After the war, Mr. Brown was a welder for Armco Steel until 1976. From then until his death, he was a custodian at Second Presbyterian Church, where he also sang solos and in choirs.

Services are planned for 4 p.m. today at Second Presbyterian, 4200 St. Paul St.

Mr. Brown's wife of 40 years, the former Daisy Jones, died in 1991.

Survivors include three sons, Michael Jones, Gabriel Ross and Leodus Brown, all of Baltimore; a stepdaughter, Maple Keyes of Pollocksville, N.C.; three brothers, Charles W. Brown, Thomas A. Brown and Joseph H. Brown, all of Baltimore; two sisters, the Rev. Eva Yip and Betty Brown, both of Brooklyn, N.Y.; and many grandchildren.

Donald W. Clem, 72, civil engineer

Donald W. Clem, a retired Baltimore civil engineer, died of an infection Wednesday at a hospital in Okeechobee, Fla., where he was visiting his daughter. He was 72.

The Frederick native received a Purple Heart and Bronze Star as a combat infantry squad leader in Europe during World War II.

He graduated from the University of Maryland in 1948 with a degree in civil engineering and went on to design bridges and other structures for the state, with the firm of Rummel Klepper and Kahl, and in the Baltimore City Bureau of Construction Management.
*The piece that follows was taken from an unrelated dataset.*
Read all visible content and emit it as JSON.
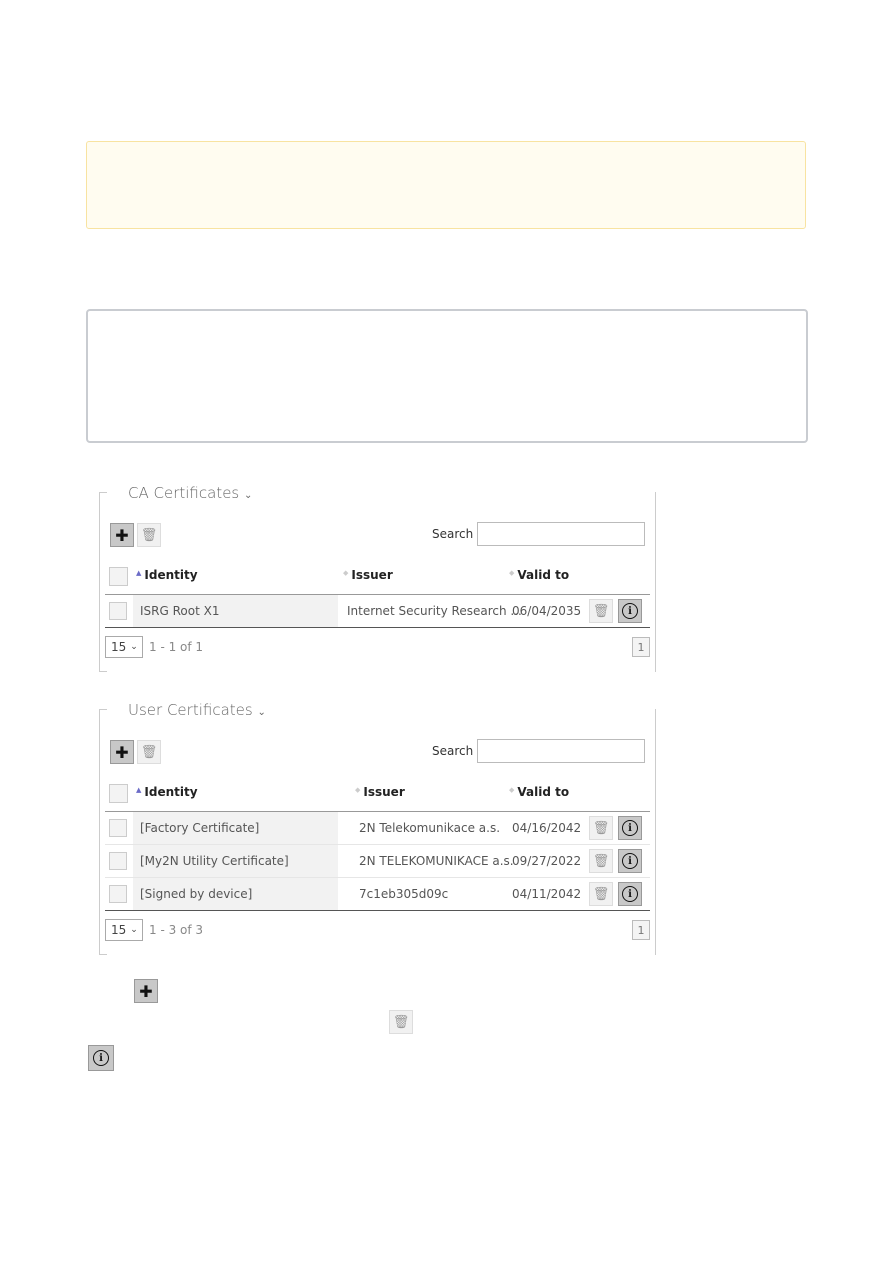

He and his wife, the former Charlotte Young, lived in Northwood, Towson and Riderwood, before moving to the Charlestown Retirement Community in Catonsville.

In addition to his wife, survivors include two sons, the Rev. Donald W. Clem Jr. of Rockville and Reginald E. Clem of Baltimore; his daughter, Cynthia E. Letcher of Okeechobee; and four granddaughters.
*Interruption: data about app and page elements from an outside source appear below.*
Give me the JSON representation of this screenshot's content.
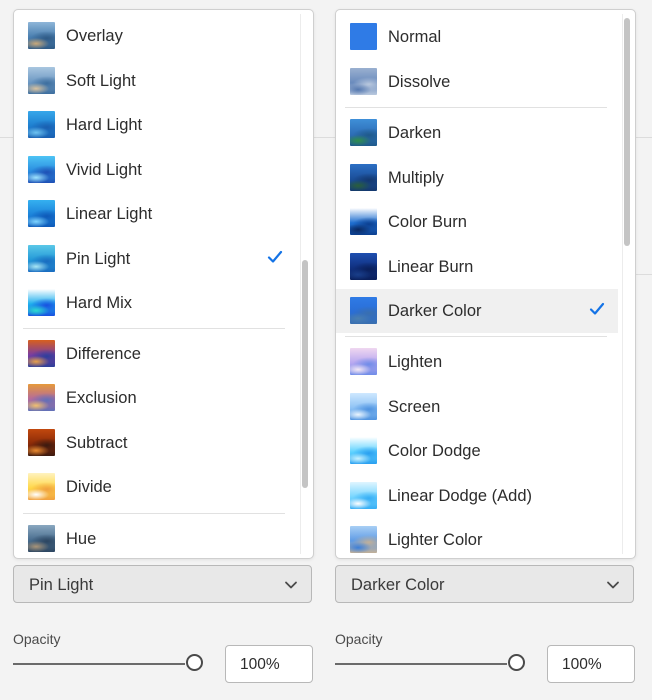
{
  "left": {
    "items": [
      {
        "label": "Overlay",
        "thumb": "ov"
      },
      {
        "label": "Soft Light",
        "thumb": "soft"
      },
      {
        "label": "Hard Light",
        "thumb": "hard"
      },
      {
        "label": "Vivid Light",
        "thumb": "vivid"
      },
      {
        "label": "Linear Light",
        "thumb": "linl"
      },
      {
        "label": "Pin Light",
        "thumb": "pin",
        "checked": true
      },
      {
        "label": "Hard Mix",
        "thumb": "mix"
      },
      {
        "label": "Difference",
        "thumb": "diff"
      },
      {
        "label": "Exclusion",
        "thumb": "excl"
      },
      {
        "label": "Subtract",
        "thumb": "sub"
      },
      {
        "label": "Divide",
        "thumb": "div"
      },
      {
        "label": "Hue",
        "thumb": "hue"
      }
    ],
    "picker": {
      "selected": "Pin Light"
    },
    "opacity": {
      "label": "Opacity",
      "value": "100%",
      "level": 1.0
    }
  },
  "right": {
    "items": [
      {
        "label": "Normal",
        "thumb": "normal"
      },
      {
        "label": "Dissolve",
        "thumb": "dissolve"
      },
      {
        "label": "Darken",
        "thumb": "darken"
      },
      {
        "label": "Multiply",
        "thumb": "multiply"
      },
      {
        "label": "Color Burn",
        "thumb": "cburn"
      },
      {
        "label": "Linear Burn",
        "thumb": "lburn"
      },
      {
        "label": "Darker Color",
        "thumb": "darker",
        "checked": true
      },
      {
        "label": "Lighten",
        "thumb": "lighten"
      },
      {
        "label": "Screen",
        "thumb": "screen"
      },
      {
        "label": "Color Dodge",
        "thumb": "cdodge"
      },
      {
        "label": "Linear Dodge (Add)",
        "thumb": "ldodge"
      },
      {
        "label": "Lighter Color",
        "thumb": "lighter"
      }
    ],
    "picker": {
      "selected": "Darker Color"
    },
    "opacity": {
      "label": "Opacity",
      "value": "100%",
      "level": 1.0
    }
  },
  "colors": {
    "accent": "#1473e6",
    "check": "#1473e6"
  },
  "icons": {
    "check": "checkmark-icon",
    "chevron": "chevron-down-icon"
  }
}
Services will be held at 10 a.m. tomorrow in the chapel at Charlestown, 715 Maiden Choice Lane.

Ernestine H. Gardner, 81, homemaker

Ernestine H. Gardner, 81, a homemaker and longtime Riderwood resident, died Tuesday at the Broadmead Retirement Community of complications from a stroke.

Mrs. Gardner was a part-time librarian at Union Memorial Hospital and a city social worker before her 1942 marriage to William Preston Gardner. Her husband, a retired manufacturer's representative, died in 1979.

She was born Ernestine Hoen in Roland Park. Her father, Alfred T. Hoen, was president of the now-defunct A. Hoen and Co., one of the nation's oldest lithographic companies.

She was a 1934 graduate of Roland Park Country School and earned a bachelor's degree from Wellesley College in 1938.

She was a Rider Avenue resident for 35 years before moving to the Cockeysville retirement community in 1992.

She was a member of the Baltimore Museum of Art, Walters Art Gallery, Maryland Historical Society and the L'Hirondelle Club.

She was a longtime member of Brown Memorial Woodbrook Presbyterian Church, 6200 N. Charles St., where a memorial service will be held at 2 p.m. tomorrow.

She is survived by a daughter, Saundra G. Venn of Freeland; and a granddaughter, Martha C. Mercier of Washington.

C. Elmer Nolte Jr., 91, who was associated with F. H. Durkee Enterprises for 70 years and active in Masonic affairs, died of heart failure Nov. 23 at his home in Guilford.

He was an owner of the company that once operated such Baltimore movie houses as the Senator, Boulevard, Belnord, Patterson and Waverly. His family said he was still working for the company at the time of his death.

He was a member of the Most Worshipful Hiram Grand Lodge,and in 1928 joined the Boumi Temple. He rose to the Shrine's highest office as 33rd potentate in 1947. He also served on the board of the Shriners Hospital for Crippled Children.

He was a member of First English Lutheran Church and a former treasurer of the Maryland Bible Society. He also served on the boards of Lutheran Hospital of Maryland and was a vice president of Goodwill Industries.

In 1927, he and Charlotte Evans were married. She died in 1995.

He is survived by a brother, August Nolte of Homeland; a nephew; and three nieces.

Services were private.

Beatrice N. Knight, 91, a retired Baltimore teacher, died of heart failure Friday at Roland Park Place.

A teacher for 40 years in public schools in the Curtis Bay area of South Baltimore, she was also a volunteer for the Salvation Army and a longtime member of the Woodbrook Baptist Church.

Baltimore Sun Articles
|
|
|
Please note the green-lined linked article text has been applied commercially without any involvement from our newsroom editors, reporters or any other editorial staff.